## Task objective
Below are the entries; return every line among them that holds the word "name".

Provided data START

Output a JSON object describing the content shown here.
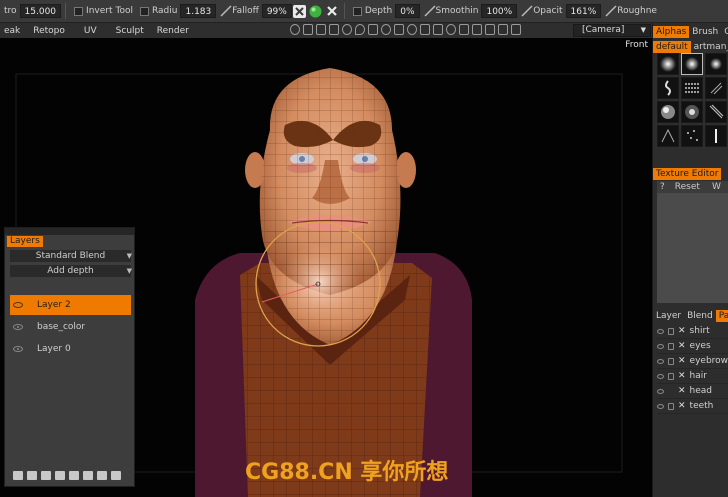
{
  "toolbar": {
    "stroke_label": "tro",
    "stroke_value": "15.000",
    "invert_label": "Invert",
    "tool_label": "Tool",
    "radius_label": "Radiu",
    "radius_value": "1.183",
    "falloff_label": "Falloff",
    "falloff_value": "99%",
    "depth_label": "Depth",
    "depth_value": "0%",
    "smoothing_label": "Smoothin",
    "smoothing_value": "100%",
    "opacity_label": "Opacit",
    "opacity_value": "161%",
    "roughness_label": "Roughne"
  },
  "menu": {
    "items": [
      "eak",
      "Retopo",
      "UV",
      "Sculpt",
      "Render"
    ],
    "camera": "[Camera]"
  },
  "viewport": {
    "view_label": "Front"
  },
  "layers_panel": {
    "tab": "Layers",
    "blend_mode": "Standard Blend",
    "add_mode": "Add depth",
    "layers": [
      {
        "name": "Layer 2",
        "active": true
      },
      {
        "name": "base_color",
        "active": false
      },
      {
        "name": "Layer 0",
        "active": false
      }
    ]
  },
  "right_panel": {
    "top_tabs": [
      "Alphas",
      "Brush",
      "C"
    ],
    "alpha_sets": [
      "default",
      "artman_"
    ],
    "texture_tabs": [
      "Texture Editor"
    ],
    "texture_tools": [
      "?",
      "Reset",
      "W"
    ],
    "object_tabs": [
      "Layer",
      "Blend",
      "Pain"
    ],
    "objects": [
      "shirt",
      "eyes",
      "eyebrow",
      "hair",
      "head",
      "teeth"
    ]
  },
  "watermark": "CG88.CN 享你所想",
  "colors": {
    "accent": "#ef7a06",
    "watermark": "#f0a21e"
  }
}
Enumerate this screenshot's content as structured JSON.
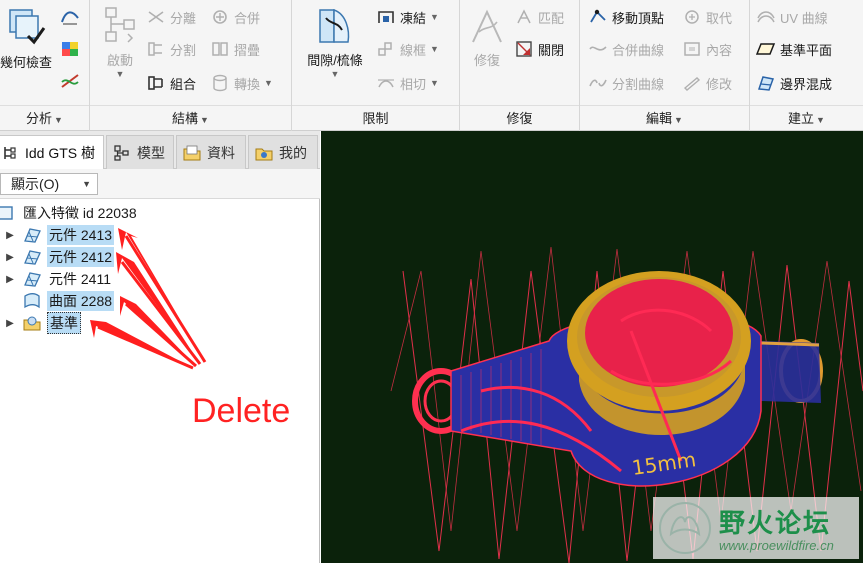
{
  "ribbon": {
    "groups": [
      {
        "label": "分析"
      },
      {
        "label": "結構"
      },
      {
        "label": "限制"
      },
      {
        "label": "修復"
      },
      {
        "label": "編輯"
      },
      {
        "label": "建立"
      }
    ],
    "analysis": {
      "geometry_check": "幾何檢查"
    },
    "structure": {
      "activate": "啟動",
      "separate": "分離",
      "split": "分割",
      "combine": "組合",
      "merge": "合併",
      "fold": "摺疊",
      "convert": "轉換"
    },
    "constraints": {
      "gap_comb": "間隙/梳條",
      "freeze": "凍結",
      "wire_frame": "線框",
      "tangent": "相切"
    },
    "repair": {
      "repair": "修復",
      "match": "匹配",
      "close": "關閉"
    },
    "edit": {
      "move_vertex": "移動頂點",
      "replace": "取代",
      "merge_curves": "合併曲線",
      "inner_face": "內容",
      "split_curves": "分割曲線",
      "modify": "修改"
    },
    "create": {
      "uv_curves": "UV 曲線",
      "datum_plane": "基準平面",
      "boundary_blend": "邊界混成"
    }
  },
  "panel": {
    "tabs": [
      {
        "label": "Idd GTS 樹"
      },
      {
        "label": "模型"
      },
      {
        "label": "資料"
      },
      {
        "label": "我的"
      }
    ],
    "show_button": "顯示(O)",
    "tree": [
      {
        "label": "匯入特徵 id 22038"
      },
      {
        "label": "元件 2413"
      },
      {
        "label": "元件 2412"
      },
      {
        "label": "元件 2411"
      },
      {
        "label": "曲面 2288"
      },
      {
        "label": "基準"
      }
    ]
  },
  "annotation": {
    "text": "Delete",
    "color": "#ff2222"
  },
  "viewport": {
    "background": "#0b220b",
    "model_text": "15mm"
  },
  "watermark": {
    "title": "野火论坛",
    "url": "www.proewildfire.cn"
  },
  "colors": {
    "selection": "#b8dcf5",
    "ribbon_bg": "#f5f5f5",
    "accent_red": "#ff2222"
  }
}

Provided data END

## Completed task
        "name": "Layer 2",
        "name": "base_color",
        "name": "Layer 0",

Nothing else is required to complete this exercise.